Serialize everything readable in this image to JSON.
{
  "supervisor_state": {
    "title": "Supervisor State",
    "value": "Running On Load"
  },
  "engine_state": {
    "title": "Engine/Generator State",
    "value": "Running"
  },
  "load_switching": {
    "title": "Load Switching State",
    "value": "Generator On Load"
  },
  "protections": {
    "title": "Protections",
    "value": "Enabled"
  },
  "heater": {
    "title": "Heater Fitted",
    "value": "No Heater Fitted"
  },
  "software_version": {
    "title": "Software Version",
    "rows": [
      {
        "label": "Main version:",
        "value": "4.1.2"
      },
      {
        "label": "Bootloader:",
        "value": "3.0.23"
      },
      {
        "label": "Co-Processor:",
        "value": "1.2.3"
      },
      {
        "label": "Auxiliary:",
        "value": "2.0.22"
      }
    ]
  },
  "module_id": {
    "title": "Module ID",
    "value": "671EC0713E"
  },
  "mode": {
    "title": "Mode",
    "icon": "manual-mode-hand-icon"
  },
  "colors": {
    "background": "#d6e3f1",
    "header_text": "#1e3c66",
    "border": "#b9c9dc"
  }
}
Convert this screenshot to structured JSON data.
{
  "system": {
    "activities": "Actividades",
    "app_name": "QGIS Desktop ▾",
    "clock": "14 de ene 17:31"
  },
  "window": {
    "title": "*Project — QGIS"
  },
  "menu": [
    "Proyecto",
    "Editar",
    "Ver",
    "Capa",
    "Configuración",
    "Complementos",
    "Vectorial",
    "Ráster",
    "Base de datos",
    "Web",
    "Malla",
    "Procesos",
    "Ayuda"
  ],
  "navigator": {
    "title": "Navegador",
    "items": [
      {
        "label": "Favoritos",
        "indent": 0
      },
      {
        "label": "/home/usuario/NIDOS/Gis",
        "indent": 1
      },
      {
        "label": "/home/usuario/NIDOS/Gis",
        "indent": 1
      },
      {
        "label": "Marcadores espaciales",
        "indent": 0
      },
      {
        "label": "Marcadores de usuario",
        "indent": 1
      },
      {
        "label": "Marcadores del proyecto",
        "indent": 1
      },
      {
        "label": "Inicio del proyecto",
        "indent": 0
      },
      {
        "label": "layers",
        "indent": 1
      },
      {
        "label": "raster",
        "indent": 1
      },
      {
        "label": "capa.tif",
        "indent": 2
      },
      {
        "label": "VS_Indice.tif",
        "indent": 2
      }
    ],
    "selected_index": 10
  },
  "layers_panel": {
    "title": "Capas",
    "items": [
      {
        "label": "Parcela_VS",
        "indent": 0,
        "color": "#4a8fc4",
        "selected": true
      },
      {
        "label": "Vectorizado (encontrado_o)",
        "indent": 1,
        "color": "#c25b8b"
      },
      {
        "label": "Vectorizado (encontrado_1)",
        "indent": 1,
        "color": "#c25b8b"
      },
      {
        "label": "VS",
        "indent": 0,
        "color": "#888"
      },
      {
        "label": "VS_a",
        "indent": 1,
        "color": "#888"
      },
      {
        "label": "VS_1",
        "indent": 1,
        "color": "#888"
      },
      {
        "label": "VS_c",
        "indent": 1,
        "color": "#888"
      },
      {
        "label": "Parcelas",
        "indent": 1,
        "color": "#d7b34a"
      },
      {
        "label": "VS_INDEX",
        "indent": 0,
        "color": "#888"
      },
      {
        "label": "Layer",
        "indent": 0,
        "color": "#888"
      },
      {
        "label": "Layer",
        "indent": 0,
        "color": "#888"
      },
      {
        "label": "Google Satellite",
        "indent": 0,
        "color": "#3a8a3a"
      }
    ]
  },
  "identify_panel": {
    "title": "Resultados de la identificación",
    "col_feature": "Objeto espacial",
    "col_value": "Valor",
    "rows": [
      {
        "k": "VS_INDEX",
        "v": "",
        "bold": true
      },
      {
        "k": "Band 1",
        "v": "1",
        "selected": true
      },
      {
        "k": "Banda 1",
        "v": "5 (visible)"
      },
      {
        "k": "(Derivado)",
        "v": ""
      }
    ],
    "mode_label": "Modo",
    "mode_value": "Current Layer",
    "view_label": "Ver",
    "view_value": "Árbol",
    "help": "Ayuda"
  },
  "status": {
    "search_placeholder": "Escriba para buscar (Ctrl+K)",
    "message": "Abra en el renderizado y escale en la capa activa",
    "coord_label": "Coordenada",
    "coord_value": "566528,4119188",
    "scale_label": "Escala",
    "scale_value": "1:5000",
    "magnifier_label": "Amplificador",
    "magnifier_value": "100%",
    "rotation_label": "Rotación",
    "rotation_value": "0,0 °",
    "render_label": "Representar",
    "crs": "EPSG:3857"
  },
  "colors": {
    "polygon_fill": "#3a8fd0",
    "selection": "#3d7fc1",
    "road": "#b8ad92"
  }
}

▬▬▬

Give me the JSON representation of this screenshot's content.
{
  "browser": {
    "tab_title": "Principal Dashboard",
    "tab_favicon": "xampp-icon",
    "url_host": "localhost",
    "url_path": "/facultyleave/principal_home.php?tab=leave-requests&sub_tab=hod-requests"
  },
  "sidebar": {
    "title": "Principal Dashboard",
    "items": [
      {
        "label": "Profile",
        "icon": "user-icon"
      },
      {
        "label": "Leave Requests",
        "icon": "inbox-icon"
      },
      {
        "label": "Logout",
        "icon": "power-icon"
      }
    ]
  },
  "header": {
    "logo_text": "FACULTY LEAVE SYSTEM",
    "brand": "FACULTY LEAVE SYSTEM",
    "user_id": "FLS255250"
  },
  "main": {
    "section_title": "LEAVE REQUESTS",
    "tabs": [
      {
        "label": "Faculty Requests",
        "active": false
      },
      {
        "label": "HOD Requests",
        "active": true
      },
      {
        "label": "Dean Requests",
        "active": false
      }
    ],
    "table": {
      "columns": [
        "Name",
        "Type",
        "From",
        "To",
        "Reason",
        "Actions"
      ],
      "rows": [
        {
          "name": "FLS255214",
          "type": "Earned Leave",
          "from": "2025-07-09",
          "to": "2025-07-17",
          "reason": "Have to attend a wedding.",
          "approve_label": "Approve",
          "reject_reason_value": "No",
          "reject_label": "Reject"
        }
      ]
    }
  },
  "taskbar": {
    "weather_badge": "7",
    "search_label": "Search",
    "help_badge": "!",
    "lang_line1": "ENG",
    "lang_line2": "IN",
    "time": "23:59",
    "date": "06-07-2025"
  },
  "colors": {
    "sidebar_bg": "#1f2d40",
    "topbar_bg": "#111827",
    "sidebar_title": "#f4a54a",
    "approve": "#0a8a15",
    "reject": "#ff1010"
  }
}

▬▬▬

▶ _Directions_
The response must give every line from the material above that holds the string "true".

▶ _Solution for this task_
        "selected": true
        "bold": true
        "selected": true
        "active": true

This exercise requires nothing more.